Exercise: Each line of the entries that mentions the string "this" needs to be reported.

+++

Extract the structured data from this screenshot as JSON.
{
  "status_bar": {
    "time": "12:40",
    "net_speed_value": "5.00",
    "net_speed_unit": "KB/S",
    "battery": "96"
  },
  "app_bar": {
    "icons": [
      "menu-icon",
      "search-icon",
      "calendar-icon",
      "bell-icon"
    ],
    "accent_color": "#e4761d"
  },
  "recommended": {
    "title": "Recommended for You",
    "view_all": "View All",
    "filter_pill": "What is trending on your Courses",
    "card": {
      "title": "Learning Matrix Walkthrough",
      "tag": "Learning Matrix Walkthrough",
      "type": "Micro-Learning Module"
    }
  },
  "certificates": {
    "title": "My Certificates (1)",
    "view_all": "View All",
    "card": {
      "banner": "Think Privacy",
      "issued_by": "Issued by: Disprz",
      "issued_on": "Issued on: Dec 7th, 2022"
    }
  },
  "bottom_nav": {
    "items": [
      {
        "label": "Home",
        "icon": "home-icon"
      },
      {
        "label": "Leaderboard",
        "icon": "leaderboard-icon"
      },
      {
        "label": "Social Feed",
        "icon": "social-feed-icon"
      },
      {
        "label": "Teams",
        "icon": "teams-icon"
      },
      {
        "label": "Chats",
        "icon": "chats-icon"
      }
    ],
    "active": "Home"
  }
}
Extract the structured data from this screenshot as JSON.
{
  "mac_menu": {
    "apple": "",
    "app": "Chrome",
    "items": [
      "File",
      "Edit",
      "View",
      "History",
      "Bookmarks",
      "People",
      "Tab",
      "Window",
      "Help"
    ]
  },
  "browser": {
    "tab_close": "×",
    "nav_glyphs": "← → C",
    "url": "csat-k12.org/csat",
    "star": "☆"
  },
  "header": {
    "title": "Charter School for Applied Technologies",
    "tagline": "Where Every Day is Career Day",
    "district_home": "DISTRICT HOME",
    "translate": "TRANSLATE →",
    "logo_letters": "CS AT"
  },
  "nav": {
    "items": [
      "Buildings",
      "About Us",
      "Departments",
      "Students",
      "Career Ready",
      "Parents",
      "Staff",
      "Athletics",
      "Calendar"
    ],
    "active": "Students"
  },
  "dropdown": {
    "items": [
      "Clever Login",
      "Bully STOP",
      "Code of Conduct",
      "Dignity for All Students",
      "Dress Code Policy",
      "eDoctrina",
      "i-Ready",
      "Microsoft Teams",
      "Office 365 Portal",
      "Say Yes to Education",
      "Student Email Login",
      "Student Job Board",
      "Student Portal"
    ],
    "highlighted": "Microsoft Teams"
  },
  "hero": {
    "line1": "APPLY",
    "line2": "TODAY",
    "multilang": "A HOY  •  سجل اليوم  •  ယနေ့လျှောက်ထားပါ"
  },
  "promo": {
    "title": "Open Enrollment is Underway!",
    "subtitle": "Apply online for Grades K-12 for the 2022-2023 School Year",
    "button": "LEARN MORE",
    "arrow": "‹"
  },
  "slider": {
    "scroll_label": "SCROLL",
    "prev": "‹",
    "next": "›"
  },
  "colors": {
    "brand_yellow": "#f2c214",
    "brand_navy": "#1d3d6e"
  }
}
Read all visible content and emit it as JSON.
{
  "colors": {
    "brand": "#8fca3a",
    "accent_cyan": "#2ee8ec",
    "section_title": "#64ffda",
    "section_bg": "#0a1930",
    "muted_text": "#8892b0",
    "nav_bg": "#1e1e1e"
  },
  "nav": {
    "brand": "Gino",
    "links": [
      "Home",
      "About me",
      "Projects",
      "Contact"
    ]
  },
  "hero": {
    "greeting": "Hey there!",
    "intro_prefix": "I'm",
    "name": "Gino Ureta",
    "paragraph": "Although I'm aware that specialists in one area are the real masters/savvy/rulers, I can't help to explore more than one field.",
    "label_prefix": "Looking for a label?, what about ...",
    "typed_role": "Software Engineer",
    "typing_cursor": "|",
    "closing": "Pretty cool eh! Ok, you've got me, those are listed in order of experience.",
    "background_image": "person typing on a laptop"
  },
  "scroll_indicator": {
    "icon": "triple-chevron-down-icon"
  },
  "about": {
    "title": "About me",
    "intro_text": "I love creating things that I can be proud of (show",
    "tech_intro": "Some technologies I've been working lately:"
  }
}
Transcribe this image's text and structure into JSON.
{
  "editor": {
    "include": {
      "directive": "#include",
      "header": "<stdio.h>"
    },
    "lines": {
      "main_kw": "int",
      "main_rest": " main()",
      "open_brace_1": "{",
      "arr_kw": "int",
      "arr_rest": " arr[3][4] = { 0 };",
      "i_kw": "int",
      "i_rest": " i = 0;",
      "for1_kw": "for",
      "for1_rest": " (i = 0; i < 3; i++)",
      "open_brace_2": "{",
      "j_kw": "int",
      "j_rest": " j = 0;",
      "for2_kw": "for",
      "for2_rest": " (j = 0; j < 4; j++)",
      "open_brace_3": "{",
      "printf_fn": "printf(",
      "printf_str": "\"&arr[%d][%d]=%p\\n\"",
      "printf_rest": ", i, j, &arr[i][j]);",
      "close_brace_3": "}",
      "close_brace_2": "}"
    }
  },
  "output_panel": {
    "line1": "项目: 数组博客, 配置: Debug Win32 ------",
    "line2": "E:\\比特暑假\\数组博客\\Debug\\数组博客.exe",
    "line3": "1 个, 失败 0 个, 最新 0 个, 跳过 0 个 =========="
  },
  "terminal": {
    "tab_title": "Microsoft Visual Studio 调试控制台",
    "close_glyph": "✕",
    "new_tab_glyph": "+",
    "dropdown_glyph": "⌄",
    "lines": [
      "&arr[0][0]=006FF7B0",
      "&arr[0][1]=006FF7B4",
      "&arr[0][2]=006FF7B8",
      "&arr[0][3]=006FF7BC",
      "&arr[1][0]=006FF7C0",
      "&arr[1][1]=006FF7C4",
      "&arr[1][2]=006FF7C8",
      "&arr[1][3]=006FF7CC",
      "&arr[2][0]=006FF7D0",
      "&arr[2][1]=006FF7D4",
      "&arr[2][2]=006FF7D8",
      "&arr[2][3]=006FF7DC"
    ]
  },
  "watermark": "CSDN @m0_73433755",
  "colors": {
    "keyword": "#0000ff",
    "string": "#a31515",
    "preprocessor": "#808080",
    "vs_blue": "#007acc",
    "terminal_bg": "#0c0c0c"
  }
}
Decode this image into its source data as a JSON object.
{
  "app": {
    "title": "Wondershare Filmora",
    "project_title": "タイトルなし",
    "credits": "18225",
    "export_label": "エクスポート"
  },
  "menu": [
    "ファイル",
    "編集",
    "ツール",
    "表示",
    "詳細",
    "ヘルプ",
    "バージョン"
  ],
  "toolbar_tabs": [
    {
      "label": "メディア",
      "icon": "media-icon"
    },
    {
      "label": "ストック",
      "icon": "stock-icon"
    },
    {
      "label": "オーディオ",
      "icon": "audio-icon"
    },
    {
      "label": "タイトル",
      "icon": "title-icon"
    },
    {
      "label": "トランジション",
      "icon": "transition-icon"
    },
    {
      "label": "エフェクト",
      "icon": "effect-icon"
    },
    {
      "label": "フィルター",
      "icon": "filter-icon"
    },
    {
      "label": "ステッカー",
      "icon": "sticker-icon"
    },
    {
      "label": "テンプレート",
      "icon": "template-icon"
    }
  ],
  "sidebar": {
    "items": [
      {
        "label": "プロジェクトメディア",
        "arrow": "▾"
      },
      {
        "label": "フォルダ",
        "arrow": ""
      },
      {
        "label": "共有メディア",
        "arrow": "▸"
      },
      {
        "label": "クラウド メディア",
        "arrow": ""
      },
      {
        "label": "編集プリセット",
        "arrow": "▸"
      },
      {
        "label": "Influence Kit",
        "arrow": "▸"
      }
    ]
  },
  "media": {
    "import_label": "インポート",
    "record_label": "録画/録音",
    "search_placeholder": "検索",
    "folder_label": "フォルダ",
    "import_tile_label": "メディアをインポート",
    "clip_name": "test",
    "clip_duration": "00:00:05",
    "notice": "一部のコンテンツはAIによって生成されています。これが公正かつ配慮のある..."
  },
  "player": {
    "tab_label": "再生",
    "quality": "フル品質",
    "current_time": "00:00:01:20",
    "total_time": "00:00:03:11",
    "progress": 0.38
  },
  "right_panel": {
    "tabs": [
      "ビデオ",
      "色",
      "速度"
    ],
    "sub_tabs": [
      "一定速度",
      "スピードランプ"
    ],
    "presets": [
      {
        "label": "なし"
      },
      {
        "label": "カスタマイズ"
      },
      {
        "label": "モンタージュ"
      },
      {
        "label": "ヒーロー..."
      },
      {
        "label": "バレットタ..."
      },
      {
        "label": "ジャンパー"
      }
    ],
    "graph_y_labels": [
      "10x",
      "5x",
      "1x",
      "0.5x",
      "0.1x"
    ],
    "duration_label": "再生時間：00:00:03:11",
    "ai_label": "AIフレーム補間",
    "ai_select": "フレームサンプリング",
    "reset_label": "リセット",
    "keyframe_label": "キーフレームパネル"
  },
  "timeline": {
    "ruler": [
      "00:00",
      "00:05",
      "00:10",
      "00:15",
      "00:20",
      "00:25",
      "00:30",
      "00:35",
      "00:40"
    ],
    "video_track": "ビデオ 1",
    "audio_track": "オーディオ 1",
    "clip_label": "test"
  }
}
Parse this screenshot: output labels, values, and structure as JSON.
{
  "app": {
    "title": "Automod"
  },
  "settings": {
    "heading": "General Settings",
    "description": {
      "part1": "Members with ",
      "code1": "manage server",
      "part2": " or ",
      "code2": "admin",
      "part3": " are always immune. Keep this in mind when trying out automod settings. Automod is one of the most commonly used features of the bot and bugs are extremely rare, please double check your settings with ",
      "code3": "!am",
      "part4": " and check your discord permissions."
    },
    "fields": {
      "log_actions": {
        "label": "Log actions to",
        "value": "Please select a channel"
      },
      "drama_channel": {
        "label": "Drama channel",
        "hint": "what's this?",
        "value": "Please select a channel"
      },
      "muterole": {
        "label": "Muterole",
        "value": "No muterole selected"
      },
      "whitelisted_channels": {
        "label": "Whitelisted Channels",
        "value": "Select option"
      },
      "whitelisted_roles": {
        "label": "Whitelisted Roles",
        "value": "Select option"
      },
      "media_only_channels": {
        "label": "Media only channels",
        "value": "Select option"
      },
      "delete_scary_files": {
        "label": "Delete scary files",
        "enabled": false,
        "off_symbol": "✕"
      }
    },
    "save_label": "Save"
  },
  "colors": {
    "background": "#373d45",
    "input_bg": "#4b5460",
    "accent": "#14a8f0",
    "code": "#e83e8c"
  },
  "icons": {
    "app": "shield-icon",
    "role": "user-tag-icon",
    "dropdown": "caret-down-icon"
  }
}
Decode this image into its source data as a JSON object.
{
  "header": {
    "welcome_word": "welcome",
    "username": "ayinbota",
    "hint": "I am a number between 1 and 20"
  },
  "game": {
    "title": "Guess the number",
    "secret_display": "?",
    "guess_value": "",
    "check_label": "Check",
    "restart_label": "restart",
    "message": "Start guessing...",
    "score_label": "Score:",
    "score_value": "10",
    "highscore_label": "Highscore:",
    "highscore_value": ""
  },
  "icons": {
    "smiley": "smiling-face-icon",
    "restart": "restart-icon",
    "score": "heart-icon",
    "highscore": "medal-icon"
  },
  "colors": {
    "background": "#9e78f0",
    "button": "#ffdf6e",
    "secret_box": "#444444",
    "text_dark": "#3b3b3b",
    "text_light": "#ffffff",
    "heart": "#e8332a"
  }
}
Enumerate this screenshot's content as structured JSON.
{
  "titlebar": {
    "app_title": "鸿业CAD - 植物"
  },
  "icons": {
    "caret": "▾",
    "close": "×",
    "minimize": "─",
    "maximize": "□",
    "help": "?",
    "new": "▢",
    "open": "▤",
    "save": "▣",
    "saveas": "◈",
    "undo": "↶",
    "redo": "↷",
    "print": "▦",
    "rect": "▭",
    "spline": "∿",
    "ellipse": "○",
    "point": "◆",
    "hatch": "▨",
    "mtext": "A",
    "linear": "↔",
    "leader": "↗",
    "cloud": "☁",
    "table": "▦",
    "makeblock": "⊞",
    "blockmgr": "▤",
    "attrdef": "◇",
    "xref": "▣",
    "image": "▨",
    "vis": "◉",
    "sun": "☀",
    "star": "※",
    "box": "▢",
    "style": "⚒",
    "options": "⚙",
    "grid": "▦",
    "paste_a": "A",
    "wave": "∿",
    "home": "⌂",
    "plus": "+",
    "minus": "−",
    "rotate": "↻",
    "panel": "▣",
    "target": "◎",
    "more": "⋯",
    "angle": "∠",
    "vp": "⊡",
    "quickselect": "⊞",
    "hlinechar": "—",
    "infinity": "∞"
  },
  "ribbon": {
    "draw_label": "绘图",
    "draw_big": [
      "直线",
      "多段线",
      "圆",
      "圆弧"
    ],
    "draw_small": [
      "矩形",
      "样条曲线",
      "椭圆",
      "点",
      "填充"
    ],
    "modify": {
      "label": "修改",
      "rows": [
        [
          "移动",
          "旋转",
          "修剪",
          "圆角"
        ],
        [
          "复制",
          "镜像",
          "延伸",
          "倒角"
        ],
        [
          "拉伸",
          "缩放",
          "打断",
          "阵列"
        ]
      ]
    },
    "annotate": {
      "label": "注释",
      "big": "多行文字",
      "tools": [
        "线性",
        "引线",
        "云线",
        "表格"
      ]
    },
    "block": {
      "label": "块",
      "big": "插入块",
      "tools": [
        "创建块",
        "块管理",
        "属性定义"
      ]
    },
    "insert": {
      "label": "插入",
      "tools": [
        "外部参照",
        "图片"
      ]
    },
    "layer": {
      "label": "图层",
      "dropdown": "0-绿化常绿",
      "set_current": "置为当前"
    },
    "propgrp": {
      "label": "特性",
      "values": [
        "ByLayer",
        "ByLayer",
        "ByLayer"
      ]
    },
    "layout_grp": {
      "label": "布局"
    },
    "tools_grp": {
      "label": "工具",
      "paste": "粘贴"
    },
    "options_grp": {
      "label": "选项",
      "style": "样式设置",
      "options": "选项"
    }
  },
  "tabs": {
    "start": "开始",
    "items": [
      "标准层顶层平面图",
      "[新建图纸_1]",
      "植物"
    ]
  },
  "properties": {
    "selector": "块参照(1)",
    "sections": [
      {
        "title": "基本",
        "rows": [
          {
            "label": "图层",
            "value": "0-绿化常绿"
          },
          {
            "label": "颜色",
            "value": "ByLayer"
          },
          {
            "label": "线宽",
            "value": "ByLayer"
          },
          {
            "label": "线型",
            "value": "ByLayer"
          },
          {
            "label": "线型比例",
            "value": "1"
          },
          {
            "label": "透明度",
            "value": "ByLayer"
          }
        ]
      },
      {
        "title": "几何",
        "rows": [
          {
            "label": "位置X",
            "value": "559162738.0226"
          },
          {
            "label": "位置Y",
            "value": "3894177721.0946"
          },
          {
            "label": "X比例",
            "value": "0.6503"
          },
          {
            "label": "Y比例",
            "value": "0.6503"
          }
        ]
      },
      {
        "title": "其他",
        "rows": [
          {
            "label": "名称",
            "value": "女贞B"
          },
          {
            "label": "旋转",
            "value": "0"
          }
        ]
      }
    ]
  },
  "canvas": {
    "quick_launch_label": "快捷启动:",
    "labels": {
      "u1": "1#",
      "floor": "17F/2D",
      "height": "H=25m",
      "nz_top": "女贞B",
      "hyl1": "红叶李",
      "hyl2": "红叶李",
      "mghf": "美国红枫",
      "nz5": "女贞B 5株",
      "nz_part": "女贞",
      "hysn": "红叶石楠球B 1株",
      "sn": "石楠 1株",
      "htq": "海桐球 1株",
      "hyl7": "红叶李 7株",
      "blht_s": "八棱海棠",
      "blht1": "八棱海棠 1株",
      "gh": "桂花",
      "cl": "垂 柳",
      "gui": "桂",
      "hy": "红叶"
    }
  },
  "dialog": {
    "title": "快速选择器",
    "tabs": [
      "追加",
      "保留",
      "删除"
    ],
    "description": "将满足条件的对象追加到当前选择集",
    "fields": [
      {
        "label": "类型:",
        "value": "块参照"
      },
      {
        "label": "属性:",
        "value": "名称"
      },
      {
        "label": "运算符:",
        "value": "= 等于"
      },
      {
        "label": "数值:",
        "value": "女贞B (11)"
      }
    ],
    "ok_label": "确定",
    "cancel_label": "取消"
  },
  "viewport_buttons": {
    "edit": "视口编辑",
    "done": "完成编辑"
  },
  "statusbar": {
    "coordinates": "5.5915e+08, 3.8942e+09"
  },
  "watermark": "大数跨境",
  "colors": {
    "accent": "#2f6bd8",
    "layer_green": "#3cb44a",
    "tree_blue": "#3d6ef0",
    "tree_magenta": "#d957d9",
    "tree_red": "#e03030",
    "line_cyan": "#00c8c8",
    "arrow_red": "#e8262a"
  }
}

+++

Output of the exercise:
Extract the structured data from this screenshot as JSON.
Extract the structured data from this screenshot as JSON.
Transcribe this image's text and structure into JSON.
Decode this image into its source data as a JSON object.
Parse this screenshot: output labels, values, and structure as JSON.
      "part3": " are always immune. Keep this in mind when trying out automod settings. Automod is one of the most commonly used features of the bot and bugs are extremely rare, please double check your settings with ",
        "hint": "what's this?",
Decode this image into its source data as a JSON object.
Enumerate this screenshot's content as structured JSON.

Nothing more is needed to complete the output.